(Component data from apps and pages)
══════════════════════════════
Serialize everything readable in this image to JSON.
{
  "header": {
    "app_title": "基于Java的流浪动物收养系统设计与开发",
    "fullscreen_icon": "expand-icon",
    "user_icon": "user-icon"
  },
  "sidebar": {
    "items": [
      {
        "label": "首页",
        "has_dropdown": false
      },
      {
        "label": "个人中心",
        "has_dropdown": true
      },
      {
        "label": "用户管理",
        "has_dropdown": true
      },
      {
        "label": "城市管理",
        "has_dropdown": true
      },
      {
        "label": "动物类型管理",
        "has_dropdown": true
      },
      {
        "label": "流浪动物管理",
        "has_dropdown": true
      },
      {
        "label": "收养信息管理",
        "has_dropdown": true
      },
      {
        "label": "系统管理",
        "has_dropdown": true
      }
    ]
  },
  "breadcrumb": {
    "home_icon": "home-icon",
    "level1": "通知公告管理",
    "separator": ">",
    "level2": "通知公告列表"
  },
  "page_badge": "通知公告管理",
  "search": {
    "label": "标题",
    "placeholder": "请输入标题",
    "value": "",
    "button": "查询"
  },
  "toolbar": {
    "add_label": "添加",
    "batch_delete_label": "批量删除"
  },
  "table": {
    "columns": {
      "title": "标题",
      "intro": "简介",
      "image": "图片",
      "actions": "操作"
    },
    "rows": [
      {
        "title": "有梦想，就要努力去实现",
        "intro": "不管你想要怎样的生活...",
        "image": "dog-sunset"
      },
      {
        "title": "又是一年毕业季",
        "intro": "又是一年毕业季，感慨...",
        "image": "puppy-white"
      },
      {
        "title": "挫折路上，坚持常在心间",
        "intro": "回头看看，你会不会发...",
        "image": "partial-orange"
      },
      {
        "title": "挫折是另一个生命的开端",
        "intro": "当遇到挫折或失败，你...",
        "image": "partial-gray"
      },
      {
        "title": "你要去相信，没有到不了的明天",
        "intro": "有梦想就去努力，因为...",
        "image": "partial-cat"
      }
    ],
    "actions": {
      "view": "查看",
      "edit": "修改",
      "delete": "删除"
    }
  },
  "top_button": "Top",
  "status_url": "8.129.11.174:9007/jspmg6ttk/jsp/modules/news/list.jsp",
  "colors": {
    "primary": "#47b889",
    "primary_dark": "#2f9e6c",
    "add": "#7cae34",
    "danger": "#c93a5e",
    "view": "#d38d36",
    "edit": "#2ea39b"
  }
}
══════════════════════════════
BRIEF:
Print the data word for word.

THE ANSWER:
Serialize everything readable in this image to JSON.
{
  "header": {
    "app_title": "基于Java的流浪动物收养系统设计与开发",
    "fullscreen_icon": "expand-icon",
    "user_icon": "user-icon"
  },
  "sidebar": {
    "items": [
      {
        "label": "首页",
        "has_dropdown": false
      },
      {
        "label": "个人中心",
        "has_dropdown": true
      },
      {
        "label": "用户管理",
        "has_dropdown": true
      },
      {
        "label": "城市管理",
        "has_dropdown": true
      },
      {
        "label": "动物类型管理",
        "has_dropdown": true
      },
      {
        "label": "流浪动物管理",
        "has_dropdown": true
      },
      {
        "label": "收养信息管理",
        "has_dropdown": true
      },
      {
        "label": "系统管理",
        "has_dropdown": true
      }
    ]
  },
  "breadcrumb": {
    "home_icon": "home-icon",
    "level1": "通知公告管理",
    "separator": ">",
    "level2": "通知公告列表"
  },
  "page_badge": "通知公告管理",
  "search": {
    "label": "标题",
    "placeholder": "请输入标题",
    "value": "",
    "button": "查询"
  },
  "toolbar": {
    "add_label": "添加",
    "batch_delete_label": "批量删除"
  },
  "table": {
    "columns": {
      "title": "标题",
      "intro": "简介",
      "image": "图片",
      "actions": "操作"
    },
    "rows": [
      {
        "title": "有梦想，就要努力去实现",
        "intro": "不管你想要怎样的生活...",
        "image": "dog-sunset"
      },
      {
        "title": "又是一年毕业季",
        "intro": "又是一年毕业季，感慨...",
        "image": "puppy-white"
      },
      {
        "title": "挫折路上，坚持常在心间",
        "intro": "回头看看，你会不会发...",
        "image": "partial-orange"
      },
      {
        "title": "挫折是另一个生命的开端",
        "intro": "当遇到挫折或失败，你...",
        "image": "partial-gray"
      },
      {
        "title": "你要去相信，没有到不了的明天",
        "intro": "有梦想就去努力，因为...",
        "image": "partial-cat"
      }
    ],
    "actions": {
      "view": "查看",
      "edit": "修改",
      "delete": "删除"
    }
  },
  "top_button": "Top",
  "status_url": "8.129.11.174:9007/jspmg6ttk/jsp/modules/news/list.jsp",
  "colors": {
    "primary": "#47b889",
    "primary_dark": "#2f9e6c",
    "add": "#7cae34",
    "danger": "#c93a5e",
    "view": "#d38d36",
    "edit": "#2ea39b"
  }
}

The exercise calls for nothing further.